The article about the book, "Smart Mom, Rich Mom" by Kimberly Palmer, brought up two important pieces of financial advice that can positively impact the family budget. Time and communication. I've already mentioned spending time every month reviewing things like employer benefits, life insurance and the family budget. I only spend about an hour a year on these matters and dread that hour like a bad case of the flu. I'm going to have to suck it up and up my game.
The second piece of advice, communication, is one I can easily embrace. We need to talk to the older women in our family. Find out what financial obstacles they've faced and how they handled them. Ask what they would have done differently.
I didn't have to ask. My grandmothers both shared their financial experiences at every opportunity they had to teach their grandchildren valuable lessons. Oh, sure, we learned about manners and family values. But my grandparents grew up during the depression. They had a lot to share about being frugal and taking care of the financial wellbeing of the family. Had it not been for those women, I'm not sure how I would have bounced back from my divorce. An hour a year reviewing my family's financial health wasn't going to do it.
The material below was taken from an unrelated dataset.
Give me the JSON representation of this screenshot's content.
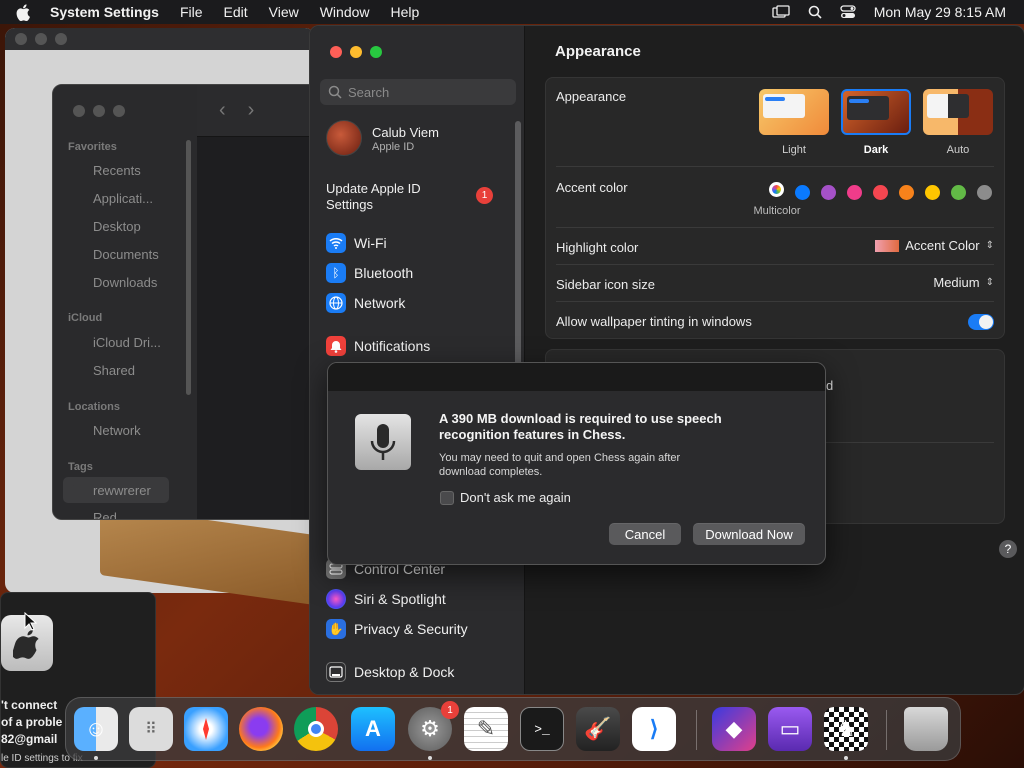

Having been raised with constant family lessons on saving money and spending wisely, I grew to be a parent who still warns her now-young-adult children about the evils of credit cards and the importance of living within one's means. Now I believe I'll add the time lecture to my soap box addresses at the family dinner table.
The advice I gleaned just from the article, which included an interview with the author, was invaluable. I imagine the book offers even more. I may buy it for all the young moms in my life.